Tour of House - First Floor

Detail of the Canopied Bed

High Drawing Room The High Drawing Room

When this room was completed in the late 1500’s it was more a medieval great hall in style. The ceiling was decorated with painted beams and behind the wood paneling traces of the original murals still exist.  A part of the ceiling was restored in the 1950’s which you can see now. The room was then remodeled by the 5th Earl in the mid 1700’s and very much reflects the classical influences that were popular at the time. The wood paneling includes classical Greek columns and the painted overdoors represent the “liberal arts” music, drama and architecture.

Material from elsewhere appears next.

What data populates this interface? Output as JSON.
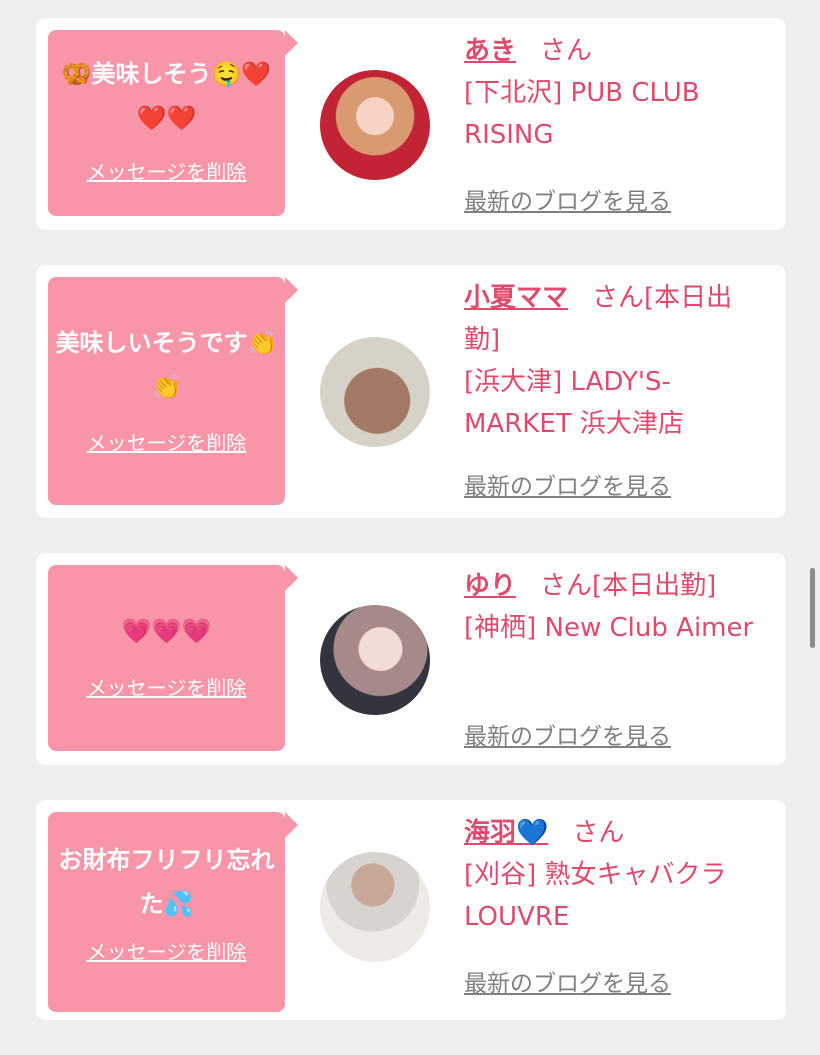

Harpsichord dated 1651 Harpsichord

This rare early harpsichord is dated 1651 and was made by Andreas Ruckers, one of the few instruments that can be attributed to this grandson of Hans Ruckers who founded a family tradition of Harpsichord making in Antwerp that lasted from 1580 – 1680. It is remarkable because is so well preserved with the original decoration of painted marbling but also because the present action work is a rare possibly unique survival of Scottish instrument of about 1700.  The original keyboard (51 notes) the music that can be played is limited to its perioed.  A recital by Gerald Gifford can be heard in the house and a CD is available from the shop or online.

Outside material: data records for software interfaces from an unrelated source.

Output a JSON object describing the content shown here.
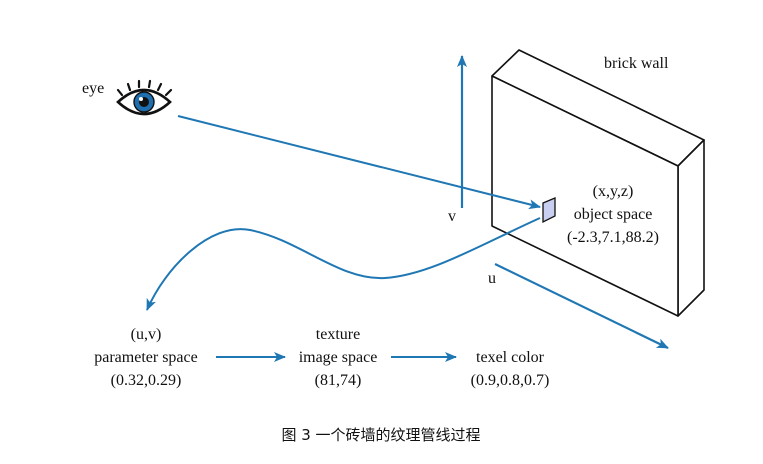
{
  "labels": {
    "eye": "eye",
    "brick_wall": "brick wall",
    "v_axis": "v",
    "u_axis": "u"
  },
  "object_space": {
    "coords_label": "(x,y,z)",
    "name": "object space",
    "value": "(-2.3,7.1,88.2)"
  },
  "parameter_space": {
    "coords_label": "(u,v)",
    "name": "parameter space",
    "value": "(0.32,0.29)"
  },
  "texture_image_space": {
    "name_line1": "texture",
    "name_line2": "image space",
    "value": "(81,74)"
  },
  "texel_color": {
    "name": "texel color",
    "value": "(0.9,0.8,0.7)"
  },
  "caption": "图 3 一个砖墙的纹理管线过程",
  "colors": {
    "arrow": "#1f77b4",
    "outline": "#111111",
    "patch_fill": "#c8cff0"
  },
  "icons": {
    "eye": "eye-icon",
    "patch": "surface-patch-icon"
  }
}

Kings Room The Kings Room

This was the main room of the original tower house – the oldest part of Traquair. The kings and queens of Scotland stayed here when they came on hunting trips, climbing the small winding stair behind the door in the corner. This was the only entrance until the tower was extended in the 1500’s.  Mary Queen of Scots stayed here with her husband, Darnley and their baby James, who was to become King James VI of Scotland. He slept in the cradle at the foot of the bed. The bed itself had an interesting history as at some point the in the 1700’s it was used as a “mourning bed” and all the hangings were dyed black.  The 19th Laird restored it to its original colour.